Re: Re: Derelict Rural Dwellings
Thanks for all the helpful replies.
I was wondering what people would think of a possible re-working of the Part 5 Social / Affordable Housing. As this currently really only applies to urban projects / zoned land, could a new section be added to local authorities Housing Strategy about restoring derelict dwellings. Instead of giving 20% or a financial contribution, is it posible to give developers another option, to restore derelict rural dwellings instead. This would not only contribute to the housing supply in rural areas, but would also clear eyesores, protect our built heritage and would enable developers to make a true contribution to the housing supply in this country? A booklet could be produced for each LA with details of derelict dwellings such as owners, things to be protected, projected costs etc….., to make the process a bit easier.
What do people think?
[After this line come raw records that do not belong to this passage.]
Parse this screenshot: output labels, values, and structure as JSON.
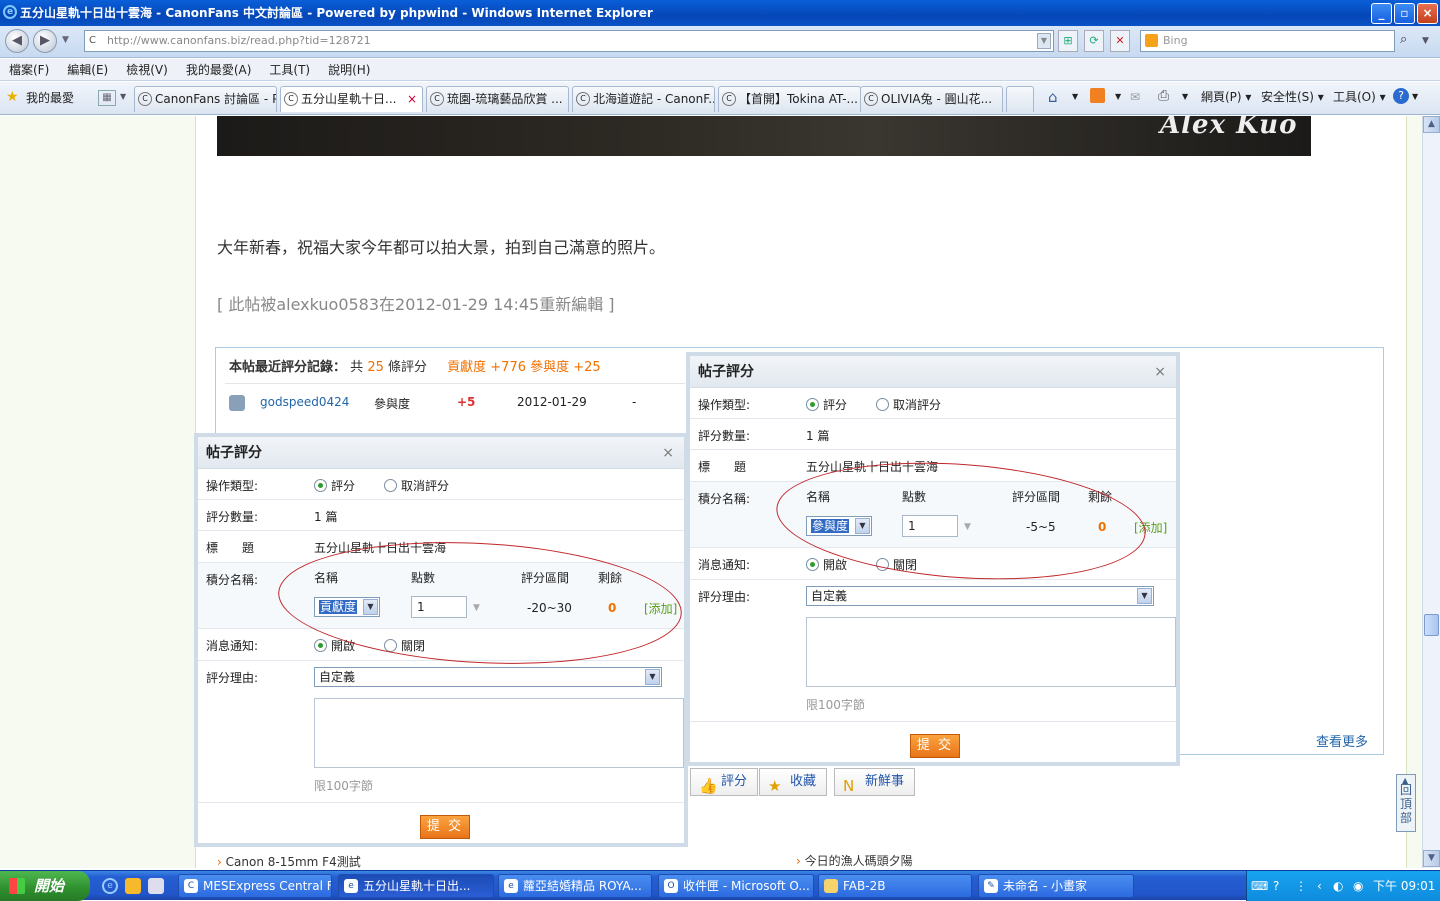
{
  "window": {
    "title": "五分山星軌十日出十雲海 - CanonFans 中文討論區 - Powered by phpwind - Windows Internet Explorer"
  },
  "address": {
    "url": "http://www.canonfans.biz/read.php?tid=128721",
    "search_placeholder": "Bing"
  },
  "menu": [
    "檔案(F)",
    "編輯(E)",
    "檢視(V)",
    "我的最愛(A)",
    "工具(T)",
    "說明(H)"
  ],
  "favorites_label": "我的最愛",
  "tabs": [
    {
      "label": "CanonFans 討論區 - P..."
    },
    {
      "label": "五分山星軌十日..."
    },
    {
      "label": "琉園-琉璃藝品欣賞 ..."
    },
    {
      "label": "北海道遊記 - CanonF..."
    },
    {
      "label": "【首開】Tokina AT-..."
    },
    {
      "label": "OLIVIA兔 - 圓山花..."
    }
  ],
  "toolbar": {
    "page": "網頁(P)",
    "safety": "安全性(S)",
    "tools": "工具(O)"
  },
  "post": {
    "watermark": "Alex Kuo",
    "greeting": "大年新春，祝福大家今年都可以拍大景，拍到自己滿意的照片。",
    "edited": "[ 此帖被alexkuo0583在2012-01-29 14:45重新編輯 ]"
  },
  "rating_log": {
    "title": "本帖最近評分記錄：",
    "count_prefix": "共",
    "count": "25",
    "count_suffix": "條評分",
    "summary": "貢獻度 +776 參與度 +25",
    "rows": [
      {
        "user": "godspeed0424",
        "type": "參與度",
        "score": "+5",
        "date": "2012-01-29",
        "note": "-"
      }
    ],
    "see_more": "查看更多"
  },
  "actions": [
    "評分",
    "收藏",
    "新鮮事"
  ],
  "links": [
    "Canon 8-15mm F4測試",
    "今日的漁人碼頭夕陽"
  ],
  "backtop": "回頂部",
  "dialog_left": {
    "title": "帖子評分",
    "close": "×",
    "op_label": "操作類型:",
    "op_opt1": "評分",
    "op_opt2": "取消評分",
    "count_label": "評分數量:",
    "count_value": "1 篇",
    "subject_label": "標　　題",
    "subject_value": "五分山星軌十日出十雲海",
    "points_label": "積分名稱:",
    "col_name": "名稱",
    "col_points": "點數",
    "col_range": "評分區間",
    "col_remain": "剩餘",
    "name_value": "貢獻度",
    "points_value": "1",
    "range_value": "-20~30",
    "remain_value": "0",
    "add": "[添加]",
    "notify_label": "消息通知:",
    "notify_on": "開啟",
    "notify_off": "關閉",
    "reason_label": "評分理由:",
    "reason_value": "自定義",
    "limit": "限100字節",
    "submit": "提 交"
  },
  "dialog_right": {
    "title": "帖子評分",
    "close": "×",
    "op_label": "操作類型:",
    "op_opt1": "評分",
    "op_opt2": "取消評分",
    "count_label": "評分數量:",
    "count_value": "1 篇",
    "subject_label": "標　　題",
    "subject_value": "五分山星軌十日出十雲海",
    "points_label": "積分名稱:",
    "col_name": "名稱",
    "col_points": "點數",
    "col_range": "評分區間",
    "col_remain": "剩餘",
    "name_value": "參與度",
    "points_value": "1",
    "range_value": "-5~5",
    "remain_value": "0",
    "add": "[添加]",
    "notify_label": "消息通知:",
    "notify_on": "開啟",
    "notify_off": "關閉",
    "reason_label": "評分理由:",
    "reason_value": "自定義",
    "limit": "限100字節",
    "submit": "提 交"
  },
  "taskbar": {
    "start": "開始",
    "items": [
      "MESExpress Central F...",
      "五分山星軌十日出...",
      "蘿亞結婚精品 ROYA...",
      "收件匣 - Microsoft O...",
      "FAB-2B",
      "未命名 - 小畫家"
    ],
    "clock": "下午 09:01"
  },
  "colors": {
    "accent": "#f07000",
    "link": "#2266aa",
    "submit": "#f08a24",
    "annotation": "#c0262a"
  }
}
Would this work?
I have been researching grants for restoring derelict Irish dwellings in connection with a long-term project of my own. They are out there, but you have to look quite hard, and there is a distinct lack of co-ordinated approach, which is undoubtedly contributing to the high number of derelict dwellings around. I am not sure if it is still available, but one of the less positive initiatives I have seen during my research is the offer of a â‚¬10,000 tax incentive from the government towards construction of a new dwelling (in place of an existing one – why not just repair what’s there?), to encourage people to stay in rural areas.
On a more positive note, the Irish Georgian Society has a summary of some of the grants available, see: http://www.irish-architecture.com/igs/conservation_advice/funding_period_house.html
Your suggestion for re-working Part 5 sounds like a good idea – it certainly ought to be the case – an additional benefit would be a reduction in the number of new-builds. However, I would prefer to see the restorations undertaken by people with appropriate skills and knowledge (ie in traditional methods and materials), rather than letting your average developer loose on a diminisihing and fragile resource.
My own idea is to restore derelict dwellings (using traditional materials/techniques, and sustainable technologies) and rent them out as affordable housing. (Seems like the perfect partner for the Part 5 idea :D) The multiple benefits (ie provision of affordable housing, protection of Irish heritage, bringing buildings back into use, rural regeneration, implementation of sustainable technology, use of sustainably-produced materials, etc) make the project an attractive option for grant-funding on several counts and from various sources. The main problems I am experiencing with getting this off the ground are: a) currently being located in UK, so it is difficult to do the research and make personal contact with the relevant people]http://www.pureeire.org[/color]